- _Work instructions_
Omit the pictures, but give back every entry below exactly as written.

++++ The data ++++

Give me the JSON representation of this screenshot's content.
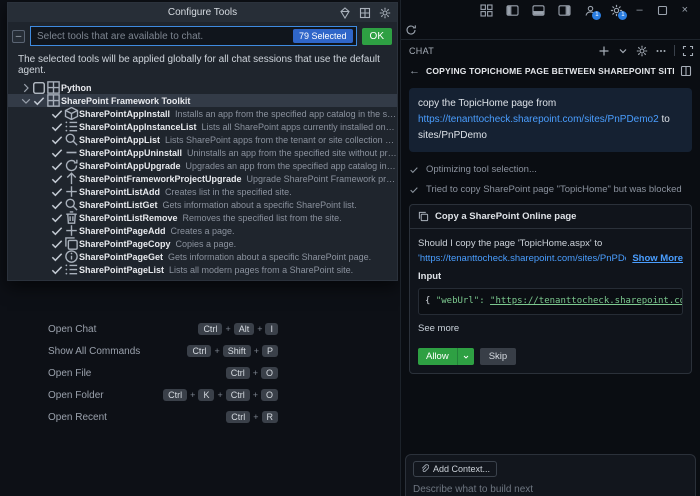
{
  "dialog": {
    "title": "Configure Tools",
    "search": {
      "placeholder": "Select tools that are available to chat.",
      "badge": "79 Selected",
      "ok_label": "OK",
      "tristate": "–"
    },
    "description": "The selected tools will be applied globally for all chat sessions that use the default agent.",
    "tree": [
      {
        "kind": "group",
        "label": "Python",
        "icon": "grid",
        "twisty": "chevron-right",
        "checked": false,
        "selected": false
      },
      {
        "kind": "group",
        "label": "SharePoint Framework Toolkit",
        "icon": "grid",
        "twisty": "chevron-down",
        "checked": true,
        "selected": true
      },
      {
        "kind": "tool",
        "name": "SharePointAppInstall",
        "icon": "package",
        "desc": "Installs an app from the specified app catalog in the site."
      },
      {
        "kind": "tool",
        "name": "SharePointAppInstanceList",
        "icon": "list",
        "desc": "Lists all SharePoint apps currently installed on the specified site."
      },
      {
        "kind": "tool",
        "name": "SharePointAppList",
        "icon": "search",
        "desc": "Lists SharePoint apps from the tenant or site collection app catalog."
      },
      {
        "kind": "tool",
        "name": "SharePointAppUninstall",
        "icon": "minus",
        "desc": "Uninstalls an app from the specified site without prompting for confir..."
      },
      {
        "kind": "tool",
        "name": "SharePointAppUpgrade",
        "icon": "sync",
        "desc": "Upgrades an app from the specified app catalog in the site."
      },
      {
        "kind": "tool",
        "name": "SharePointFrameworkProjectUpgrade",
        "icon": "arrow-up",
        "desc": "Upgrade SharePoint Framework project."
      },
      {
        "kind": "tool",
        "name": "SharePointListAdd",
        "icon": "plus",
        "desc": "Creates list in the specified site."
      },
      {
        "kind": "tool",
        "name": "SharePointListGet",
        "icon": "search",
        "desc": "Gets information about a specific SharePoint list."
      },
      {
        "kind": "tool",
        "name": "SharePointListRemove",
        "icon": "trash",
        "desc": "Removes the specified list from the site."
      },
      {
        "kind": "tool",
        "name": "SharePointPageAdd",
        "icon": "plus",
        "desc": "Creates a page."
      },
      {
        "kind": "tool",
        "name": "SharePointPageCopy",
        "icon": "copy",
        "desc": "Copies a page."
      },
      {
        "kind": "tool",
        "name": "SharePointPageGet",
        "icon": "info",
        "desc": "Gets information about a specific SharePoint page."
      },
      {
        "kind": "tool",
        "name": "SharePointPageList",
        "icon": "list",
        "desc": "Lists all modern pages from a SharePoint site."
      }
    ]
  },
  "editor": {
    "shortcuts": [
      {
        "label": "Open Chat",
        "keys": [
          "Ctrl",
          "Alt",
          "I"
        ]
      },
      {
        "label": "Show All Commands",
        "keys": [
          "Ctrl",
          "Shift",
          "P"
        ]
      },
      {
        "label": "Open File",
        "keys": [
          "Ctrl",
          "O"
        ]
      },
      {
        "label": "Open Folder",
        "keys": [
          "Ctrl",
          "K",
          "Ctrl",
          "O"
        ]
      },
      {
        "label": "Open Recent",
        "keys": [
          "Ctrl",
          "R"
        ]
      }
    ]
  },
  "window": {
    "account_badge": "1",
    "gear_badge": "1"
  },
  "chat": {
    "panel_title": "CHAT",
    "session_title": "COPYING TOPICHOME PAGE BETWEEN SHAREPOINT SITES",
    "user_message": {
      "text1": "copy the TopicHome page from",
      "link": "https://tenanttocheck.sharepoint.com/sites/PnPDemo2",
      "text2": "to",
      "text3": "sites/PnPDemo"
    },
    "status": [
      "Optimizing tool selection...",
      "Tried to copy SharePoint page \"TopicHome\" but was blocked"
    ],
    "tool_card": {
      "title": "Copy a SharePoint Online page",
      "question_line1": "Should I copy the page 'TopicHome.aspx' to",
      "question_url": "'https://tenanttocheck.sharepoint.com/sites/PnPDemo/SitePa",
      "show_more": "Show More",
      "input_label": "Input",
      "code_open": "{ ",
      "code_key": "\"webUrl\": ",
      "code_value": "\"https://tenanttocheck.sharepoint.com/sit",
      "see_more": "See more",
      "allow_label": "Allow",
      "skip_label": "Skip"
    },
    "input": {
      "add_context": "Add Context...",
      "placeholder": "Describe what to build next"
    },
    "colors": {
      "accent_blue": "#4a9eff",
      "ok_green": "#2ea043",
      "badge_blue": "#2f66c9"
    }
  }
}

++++

- _Answer to this task_
Give me the JSON representation of this screenshot's content.
{
  "dialog": {
    "title": "Configure Tools",
    "search": {
      "placeholder": "Select tools that are available to chat.",
      "badge": "79 Selected",
      "ok_label": "OK",
      "tristate": "–"
    },
    "description": "The selected tools will be applied globally for all chat sessions that use the default agent.",
    "tree": [
      {
        "kind": "group",
        "label": "Python",
        "icon": "grid",
        "twisty": "chevron-right",
        "checked": false,
        "selected": false
      },
      {
        "kind": "group",
        "label": "SharePoint Framework Toolkit",
        "icon": "grid",
        "twisty": "chevron-down",
        "checked": true,
        "selected": true
      },
      {
        "kind": "tool",
        "name": "SharePointAppInstall",
        "icon": "package",
        "desc": "Installs an app from the specified app catalog in the site."
      },
      {
        "kind": "tool",
        "name": "SharePointAppInstanceList",
        "icon": "list",
        "desc": "Lists all SharePoint apps currently installed on the specified site."
      },
      {
        "kind": "tool",
        "name": "SharePointAppList",
        "icon": "search",
        "desc": "Lists SharePoint apps from the tenant or site collection app catalog."
      },
      {
        "kind": "tool",
        "name": "SharePointAppUninstall",
        "icon": "minus",
        "desc": "Uninstalls an app from the specified site without prompting for confir..."
      },
      {
        "kind": "tool",
        "name": "SharePointAppUpgrade",
        "icon": "sync",
        "desc": "Upgrades an app from the specified app catalog in the site."
      },
      {
        "kind": "tool",
        "name": "SharePointFrameworkProjectUpgrade",
        "icon": "arrow-up",
        "desc": "Upgrade SharePoint Framework project."
      },
      {
        "kind": "tool",
        "name": "SharePointListAdd",
        "icon": "plus",
        "desc": "Creates list in the specified site."
      },
      {
        "kind": "tool",
        "name": "SharePointListGet",
        "icon": "search",
        "desc": "Gets information about a specific SharePoint list."
      },
      {
        "kind": "tool",
        "name": "SharePointListRemove",
        "icon": "trash",
        "desc": "Removes the specified list from the site."
      },
      {
        "kind": "tool",
        "name": "SharePointPageAdd",
        "icon": "plus",
        "desc": "Creates a page."
      },
      {
        "kind": "tool",
        "name": "SharePointPageCopy",
        "icon": "copy",
        "desc": "Copies a page."
      },
      {
        "kind": "tool",
        "name": "SharePointPageGet",
        "icon": "info",
        "desc": "Gets information about a specific SharePoint page."
      },
      {
        "kind": "tool",
        "name": "SharePointPageList",
        "icon": "list",
        "desc": "Lists all modern pages from a SharePoint site."
      }
    ]
  },
  "editor": {
    "shortcuts": [
      {
        "label": "Open Chat",
        "keys": [
          "Ctrl",
          "Alt",
          "I"
        ]
      },
      {
        "label": "Show All Commands",
        "keys": [
          "Ctrl",
          "Shift",
          "P"
        ]
      },
      {
        "label": "Open File",
        "keys": [
          "Ctrl",
          "O"
        ]
      },
      {
        "label": "Open Folder",
        "keys": [
          "Ctrl",
          "K",
          "Ctrl",
          "O"
        ]
      },
      {
        "label": "Open Recent",
        "keys": [
          "Ctrl",
          "R"
        ]
      }
    ]
  },
  "window": {
    "account_badge": "1",
    "gear_badge": "1"
  },
  "chat": {
    "panel_title": "CHAT",
    "session_title": "COPYING TOPICHOME PAGE BETWEEN SHAREPOINT SITES",
    "user_message": {
      "text1": "copy the TopicHome page from",
      "link": "https://tenanttocheck.sharepoint.com/sites/PnPDemo2",
      "text2": "to",
      "text3": "sites/PnPDemo"
    },
    "status": [
      "Optimizing tool selection...",
      "Tried to copy SharePoint page \"TopicHome\" but was blocked"
    ],
    "tool_card": {
      "title": "Copy a SharePoint Online page",
      "question_line1": "Should I copy the page 'TopicHome.aspx' to",
      "question_url": "'https://tenanttocheck.sharepoint.com/sites/PnPDemo/SitePa",
      "show_more": "Show More",
      "input_label": "Input",
      "code_open": "{ ",
      "code_key": "\"webUrl\": ",
      "code_value": "\"https://tenanttocheck.sharepoint.com/sit",
      "see_more": "See more",
      "allow_label": "Allow",
      "skip_label": "Skip"
    },
    "input": {
      "add_context": "Add Context...",
      "placeholder": "Describe what to build next"
    },
    "colors": {
      "accent_blue": "#4a9eff",
      "ok_green": "#2ea043",
      "badge_blue": "#2f66c9"
    }
  }
}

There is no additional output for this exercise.